■ **Work instructions**
Write out all the entries word for word and omit any pictures.

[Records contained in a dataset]
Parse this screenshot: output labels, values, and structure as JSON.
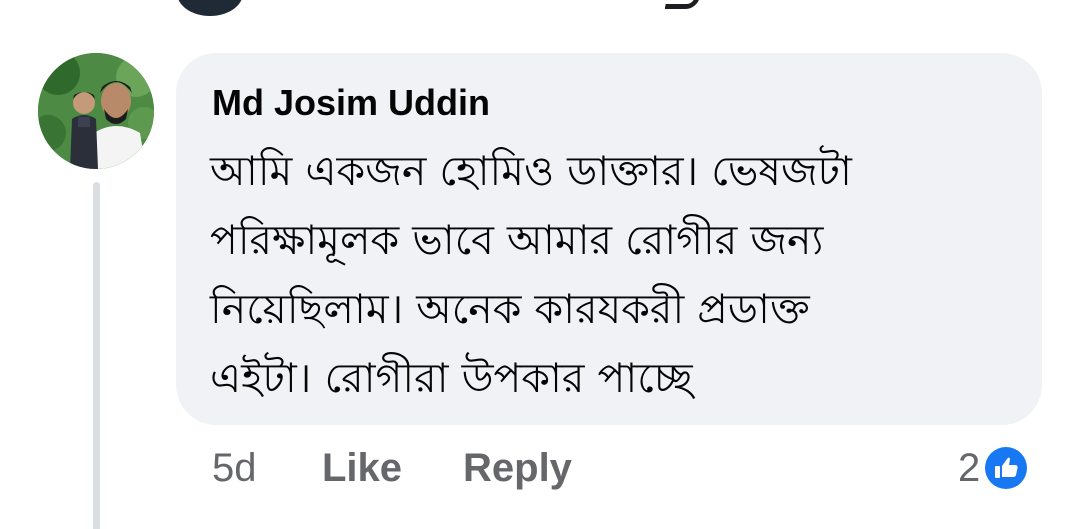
{
  "comment": {
    "author": "Md Josim Uddin",
    "text_lines": [
      "আমি একজন হোমিও ডাক্তার। ভেষজটা",
      "পরিক্ষামূলক ভাবে আমার রোগীর জন্য",
      "নিয়েছিলাম। অনেক কারযকরী প্রডাক্ত",
      "এইটা। রোগীরা উপকার পাচ্ছে"
    ],
    "time": "5d",
    "like_label": "Like",
    "reply_label": "Reply",
    "reaction_count": "2",
    "reaction_icon": "like-thumb-icon"
  },
  "colors": {
    "bubble": "#f0f2f5",
    "secondary_text": "#65676b",
    "like_blue": "#1877f2"
  }
}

■ **Response below**
Parse this screenshot: output labels, values, and structure as JSON.
{
  "comment": {
    "author": "Md Josim Uddin",
    "text_lines": [
      "আমি একজন হোমিও ডাক্তার। ভেষজটা",
      "পরিক্ষামূলক ভাবে আমার রোগীর জন্য",
      "নিয়েছিলাম। অনেক কারযকরী প্রডাক্ত",
      "এইটা। রোগীরা উপকার পাচ্ছে"
    ],
    "time": "5d",
    "like_label": "Like",
    "reply_label": "Reply",
    "reaction_count": "2",
    "reaction_icon": "like-thumb-icon"
  },
  "colors": {
    "bubble": "#f0f2f5",
    "secondary_text": "#65676b",
    "like_blue": "#1877f2"
  }
}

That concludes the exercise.